*DATA EXCERPTS*

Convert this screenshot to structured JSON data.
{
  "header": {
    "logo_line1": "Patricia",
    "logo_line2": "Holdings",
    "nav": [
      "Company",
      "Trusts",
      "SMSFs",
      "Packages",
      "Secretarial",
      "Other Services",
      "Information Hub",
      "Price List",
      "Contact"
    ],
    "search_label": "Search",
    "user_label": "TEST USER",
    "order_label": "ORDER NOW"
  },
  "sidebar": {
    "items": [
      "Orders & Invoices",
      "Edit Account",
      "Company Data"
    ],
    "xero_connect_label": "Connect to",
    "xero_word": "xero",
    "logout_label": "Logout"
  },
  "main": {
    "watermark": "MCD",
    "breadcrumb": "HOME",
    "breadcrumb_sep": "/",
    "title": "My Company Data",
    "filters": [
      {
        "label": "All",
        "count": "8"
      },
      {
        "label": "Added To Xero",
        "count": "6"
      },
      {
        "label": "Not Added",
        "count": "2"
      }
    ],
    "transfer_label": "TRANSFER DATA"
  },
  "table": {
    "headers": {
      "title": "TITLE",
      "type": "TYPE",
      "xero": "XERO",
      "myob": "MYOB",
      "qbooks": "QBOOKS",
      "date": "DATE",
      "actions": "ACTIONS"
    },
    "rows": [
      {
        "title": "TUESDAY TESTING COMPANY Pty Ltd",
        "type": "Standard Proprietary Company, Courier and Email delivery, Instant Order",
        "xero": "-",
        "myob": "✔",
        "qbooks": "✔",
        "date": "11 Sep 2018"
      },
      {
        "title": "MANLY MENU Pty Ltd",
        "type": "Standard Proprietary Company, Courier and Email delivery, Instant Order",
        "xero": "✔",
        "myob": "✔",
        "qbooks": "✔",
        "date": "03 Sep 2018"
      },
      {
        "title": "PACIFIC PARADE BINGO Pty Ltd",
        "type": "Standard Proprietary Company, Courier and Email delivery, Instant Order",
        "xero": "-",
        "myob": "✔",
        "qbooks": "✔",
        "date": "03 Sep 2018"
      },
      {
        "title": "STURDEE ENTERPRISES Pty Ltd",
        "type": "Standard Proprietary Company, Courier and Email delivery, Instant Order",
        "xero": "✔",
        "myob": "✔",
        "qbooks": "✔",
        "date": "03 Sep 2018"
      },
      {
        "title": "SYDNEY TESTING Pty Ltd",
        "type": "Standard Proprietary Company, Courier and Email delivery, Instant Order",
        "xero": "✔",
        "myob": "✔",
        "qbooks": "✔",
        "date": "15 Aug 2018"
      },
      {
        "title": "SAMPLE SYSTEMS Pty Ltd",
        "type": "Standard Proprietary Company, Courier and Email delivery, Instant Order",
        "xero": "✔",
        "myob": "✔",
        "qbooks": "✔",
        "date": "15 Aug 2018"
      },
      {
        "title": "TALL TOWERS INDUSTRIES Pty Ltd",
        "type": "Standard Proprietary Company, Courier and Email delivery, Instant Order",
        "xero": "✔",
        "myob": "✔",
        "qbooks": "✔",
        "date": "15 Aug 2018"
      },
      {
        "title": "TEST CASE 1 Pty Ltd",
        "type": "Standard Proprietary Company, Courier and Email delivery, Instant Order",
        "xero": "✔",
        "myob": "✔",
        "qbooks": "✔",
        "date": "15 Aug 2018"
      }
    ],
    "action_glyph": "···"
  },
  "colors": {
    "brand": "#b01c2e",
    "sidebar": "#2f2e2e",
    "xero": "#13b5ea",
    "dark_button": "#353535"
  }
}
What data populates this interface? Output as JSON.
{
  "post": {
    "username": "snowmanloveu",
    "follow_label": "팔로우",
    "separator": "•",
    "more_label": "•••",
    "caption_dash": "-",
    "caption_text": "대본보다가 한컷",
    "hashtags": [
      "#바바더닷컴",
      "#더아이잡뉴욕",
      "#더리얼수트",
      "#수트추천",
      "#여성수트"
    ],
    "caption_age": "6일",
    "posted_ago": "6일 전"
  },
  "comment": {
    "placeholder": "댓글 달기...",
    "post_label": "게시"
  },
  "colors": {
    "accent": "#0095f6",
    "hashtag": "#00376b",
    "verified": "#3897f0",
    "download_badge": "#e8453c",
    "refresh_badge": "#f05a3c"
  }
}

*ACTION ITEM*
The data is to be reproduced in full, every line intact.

*PROBLEM SOLUTION*
Convert this screenshot to structured JSON data.
{
  "header": {
    "logo_line1": "Patricia",
    "logo_line2": "Holdings",
    "nav": [
      "Company",
      "Trusts",
      "SMSFs",
      "Packages",
      "Secretarial",
      "Other Services",
      "Information Hub",
      "Price List",
      "Contact"
    ],
    "search_label": "Search",
    "user_label": "TEST USER",
    "order_label": "ORDER NOW"
  },
  "sidebar": {
    "items": [
      "Orders & Invoices",
      "Edit Account",
      "Company Data"
    ],
    "xero_connect_label": "Connect to",
    "xero_word": "xero",
    "logout_label": "Logout"
  },
  "main": {
    "watermark": "MCD",
    "breadcrumb": "HOME",
    "breadcrumb_sep": "/",
    "title": "My Company Data",
    "filters": [
      {
        "label": "All",
        "count": "8"
      },
      {
        "label": "Added To Xero",
        "count": "6"
      },
      {
        "label": "Not Added",
        "count": "2"
      }
    ],
    "transfer_label": "TRANSFER DATA"
  },
  "table": {
    "headers": {
      "title": "TITLE",
      "type": "TYPE",
      "xero": "XERO",
      "myob": "MYOB",
      "qbooks": "QBOOKS",
      "date": "DATE",
      "actions": "ACTIONS"
    },
    "rows": [
      {
        "title": "TUESDAY TESTING COMPANY Pty Ltd",
        "type": "Standard Proprietary Company, Courier and Email delivery, Instant Order",
        "xero": "-",
        "myob": "✔",
        "qbooks": "✔",
        "date": "11 Sep 2018"
      },
      {
        "title": "MANLY MENU Pty Ltd",
        "type": "Standard Proprietary Company, Courier and Email delivery, Instant Order",
        "xero": "✔",
        "myob": "✔",
        "qbooks": "✔",
        "date": "03 Sep 2018"
      },
      {
        "title": "PACIFIC PARADE BINGO Pty Ltd",
        "type": "Standard Proprietary Company, Courier and Email delivery, Instant Order",
        "xero": "-",
        "myob": "✔",
        "qbooks": "✔",
        "date": "03 Sep 2018"
      },
      {
        "title": "STURDEE ENTERPRISES Pty Ltd",
        "type": "Standard Proprietary Company, Courier and Email delivery, Instant Order",
        "xero": "✔",
        "myob": "✔",
        "qbooks": "✔",
        "date": "03 Sep 2018"
      },
      {
        "title": "SYDNEY TESTING Pty Ltd",
        "type": "Standard Proprietary Company, Courier and Email delivery, Instant Order",
        "xero": "✔",
        "myob": "✔",
        "qbooks": "✔",
        "date": "15 Aug 2018"
      },
      {
        "title": "SAMPLE SYSTEMS Pty Ltd",
        "type": "Standard Proprietary Company, Courier and Email delivery, Instant Order",
        "xero": "✔",
        "myob": "✔",
        "qbooks": "✔",
        "date": "15 Aug 2018"
      },
      {
        "title": "TALL TOWERS INDUSTRIES Pty Ltd",
        "type": "Standard Proprietary Company, Courier and Email delivery, Instant Order",
        "xero": "✔",
        "myob": "✔",
        "qbooks": "✔",
        "date": "15 Aug 2018"
      },
      {
        "title": "TEST CASE 1 Pty Ltd",
        "type": "Standard Proprietary Company, Courier and Email delivery, Instant Order",
        "xero": "✔",
        "myob": "✔",
        "qbooks": "✔",
        "date": "15 Aug 2018"
      }
    ],
    "action_glyph": "···"
  },
  "colors": {
    "brand": "#b01c2e",
    "sidebar": "#2f2e2e",
    "xero": "#13b5ea",
    "dark_button": "#353535"
  }
}
What data populates this interface? Output as JSON.
{
  "post": {
    "username": "snowmanloveu",
    "follow_label": "팔로우",
    "separator": "•",
    "more_label": "•••",
    "caption_dash": "-",
    "caption_text": "대본보다가 한컷",
    "hashtags": [
      "#바바더닷컴",
      "#더아이잡뉴욕",
      "#더리얼수트",
      "#수트추천",
      "#여성수트"
    ],
    "caption_age": "6일",
    "posted_ago": "6일 전"
  },
  "comment": {
    "placeholder": "댓글 달기...",
    "post_label": "게시"
  },
  "colors": {
    "accent": "#0095f6",
    "hashtag": "#00376b",
    "verified": "#3897f0",
    "download_badge": "#e8453c",
    "refresh_badge": "#f05a3c"
  }
}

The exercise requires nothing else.